EXERCISE DETAILS:
Examine the records below. Report how many of their lines contain the word "domains", with no other content.
*****
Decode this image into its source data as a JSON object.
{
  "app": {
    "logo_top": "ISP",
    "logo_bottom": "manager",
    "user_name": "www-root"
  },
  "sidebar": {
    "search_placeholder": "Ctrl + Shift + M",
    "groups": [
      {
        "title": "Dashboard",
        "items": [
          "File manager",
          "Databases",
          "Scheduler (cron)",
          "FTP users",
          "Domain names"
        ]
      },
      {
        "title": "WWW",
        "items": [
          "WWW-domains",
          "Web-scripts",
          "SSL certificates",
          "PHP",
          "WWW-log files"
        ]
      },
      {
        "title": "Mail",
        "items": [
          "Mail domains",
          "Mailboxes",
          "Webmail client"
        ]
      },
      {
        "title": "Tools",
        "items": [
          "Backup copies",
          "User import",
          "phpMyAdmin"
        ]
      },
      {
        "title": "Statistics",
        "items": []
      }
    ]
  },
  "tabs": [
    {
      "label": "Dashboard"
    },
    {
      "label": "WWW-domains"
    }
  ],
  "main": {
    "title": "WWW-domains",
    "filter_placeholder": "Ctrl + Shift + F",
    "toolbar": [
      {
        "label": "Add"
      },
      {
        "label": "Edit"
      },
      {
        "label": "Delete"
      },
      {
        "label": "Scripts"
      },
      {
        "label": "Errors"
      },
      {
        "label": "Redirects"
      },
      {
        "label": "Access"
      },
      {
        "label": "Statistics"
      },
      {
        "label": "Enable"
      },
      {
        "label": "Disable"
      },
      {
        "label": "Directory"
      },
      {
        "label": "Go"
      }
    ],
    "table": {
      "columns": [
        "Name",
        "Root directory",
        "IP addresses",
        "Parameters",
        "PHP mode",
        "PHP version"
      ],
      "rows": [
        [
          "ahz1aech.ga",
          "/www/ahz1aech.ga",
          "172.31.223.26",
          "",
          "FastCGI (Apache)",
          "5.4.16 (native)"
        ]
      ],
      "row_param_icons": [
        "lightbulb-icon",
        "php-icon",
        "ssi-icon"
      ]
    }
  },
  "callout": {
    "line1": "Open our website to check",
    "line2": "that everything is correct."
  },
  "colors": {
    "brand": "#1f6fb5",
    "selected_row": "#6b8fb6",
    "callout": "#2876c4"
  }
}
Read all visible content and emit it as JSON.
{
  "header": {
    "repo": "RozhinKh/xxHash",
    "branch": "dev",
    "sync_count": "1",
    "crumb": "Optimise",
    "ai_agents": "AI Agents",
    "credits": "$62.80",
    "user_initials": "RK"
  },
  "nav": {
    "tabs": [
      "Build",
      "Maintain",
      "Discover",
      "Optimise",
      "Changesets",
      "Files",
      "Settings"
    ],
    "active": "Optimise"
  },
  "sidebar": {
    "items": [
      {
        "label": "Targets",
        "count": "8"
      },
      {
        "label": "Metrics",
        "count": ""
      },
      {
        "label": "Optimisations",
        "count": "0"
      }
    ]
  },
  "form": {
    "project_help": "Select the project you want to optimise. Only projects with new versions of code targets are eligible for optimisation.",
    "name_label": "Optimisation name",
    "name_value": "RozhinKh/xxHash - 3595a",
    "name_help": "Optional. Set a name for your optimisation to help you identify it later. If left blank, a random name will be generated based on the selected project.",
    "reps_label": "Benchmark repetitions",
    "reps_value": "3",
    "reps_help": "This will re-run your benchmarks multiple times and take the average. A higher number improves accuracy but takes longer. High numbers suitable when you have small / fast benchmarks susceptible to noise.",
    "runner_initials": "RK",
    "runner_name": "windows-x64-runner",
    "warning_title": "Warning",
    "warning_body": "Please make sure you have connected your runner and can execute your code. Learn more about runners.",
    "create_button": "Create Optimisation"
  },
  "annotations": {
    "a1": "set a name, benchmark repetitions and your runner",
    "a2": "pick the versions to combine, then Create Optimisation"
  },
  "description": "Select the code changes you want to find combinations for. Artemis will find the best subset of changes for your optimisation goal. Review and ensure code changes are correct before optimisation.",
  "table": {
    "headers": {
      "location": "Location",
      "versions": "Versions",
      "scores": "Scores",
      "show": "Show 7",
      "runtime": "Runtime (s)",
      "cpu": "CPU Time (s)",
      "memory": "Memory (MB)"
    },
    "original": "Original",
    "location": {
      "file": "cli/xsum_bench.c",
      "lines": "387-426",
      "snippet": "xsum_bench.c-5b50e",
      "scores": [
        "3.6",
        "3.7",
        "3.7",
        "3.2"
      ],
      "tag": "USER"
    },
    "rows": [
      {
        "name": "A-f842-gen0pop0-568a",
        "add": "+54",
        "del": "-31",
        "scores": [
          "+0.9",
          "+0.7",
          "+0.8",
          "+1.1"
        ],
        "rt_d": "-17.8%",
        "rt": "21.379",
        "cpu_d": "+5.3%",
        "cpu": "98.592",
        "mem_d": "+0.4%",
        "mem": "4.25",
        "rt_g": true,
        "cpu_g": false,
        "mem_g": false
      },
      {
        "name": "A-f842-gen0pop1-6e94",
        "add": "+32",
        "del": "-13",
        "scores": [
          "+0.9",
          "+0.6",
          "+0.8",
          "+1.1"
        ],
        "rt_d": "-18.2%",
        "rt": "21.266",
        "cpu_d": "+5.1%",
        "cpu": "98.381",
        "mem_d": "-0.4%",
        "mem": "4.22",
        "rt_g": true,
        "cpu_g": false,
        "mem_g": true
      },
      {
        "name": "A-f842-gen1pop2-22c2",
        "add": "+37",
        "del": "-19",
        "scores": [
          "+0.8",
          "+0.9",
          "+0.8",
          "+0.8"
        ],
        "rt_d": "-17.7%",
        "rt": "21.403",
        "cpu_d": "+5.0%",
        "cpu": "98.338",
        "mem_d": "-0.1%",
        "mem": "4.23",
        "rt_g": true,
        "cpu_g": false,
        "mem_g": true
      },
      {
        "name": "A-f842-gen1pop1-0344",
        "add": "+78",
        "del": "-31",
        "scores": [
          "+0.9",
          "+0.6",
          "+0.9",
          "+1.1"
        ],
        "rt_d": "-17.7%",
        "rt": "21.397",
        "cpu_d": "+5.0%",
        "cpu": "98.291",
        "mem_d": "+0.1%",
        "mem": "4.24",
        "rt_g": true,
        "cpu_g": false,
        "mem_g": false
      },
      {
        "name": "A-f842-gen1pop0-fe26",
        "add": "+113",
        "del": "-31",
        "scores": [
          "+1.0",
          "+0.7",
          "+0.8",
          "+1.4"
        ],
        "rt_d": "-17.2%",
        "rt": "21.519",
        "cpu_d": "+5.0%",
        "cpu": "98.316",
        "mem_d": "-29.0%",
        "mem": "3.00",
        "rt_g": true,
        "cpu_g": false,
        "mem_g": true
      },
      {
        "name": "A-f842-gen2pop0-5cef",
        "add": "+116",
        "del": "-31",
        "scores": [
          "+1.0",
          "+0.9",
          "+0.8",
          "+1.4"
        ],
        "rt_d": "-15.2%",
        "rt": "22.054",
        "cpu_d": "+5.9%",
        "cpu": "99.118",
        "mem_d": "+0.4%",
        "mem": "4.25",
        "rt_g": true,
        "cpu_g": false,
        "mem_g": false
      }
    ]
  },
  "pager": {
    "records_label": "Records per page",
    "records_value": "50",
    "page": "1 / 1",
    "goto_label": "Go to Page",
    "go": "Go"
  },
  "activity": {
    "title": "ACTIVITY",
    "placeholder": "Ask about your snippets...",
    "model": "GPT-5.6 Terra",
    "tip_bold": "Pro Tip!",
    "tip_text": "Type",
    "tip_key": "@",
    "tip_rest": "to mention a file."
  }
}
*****
ANSWER TO THE EXERCISE:
4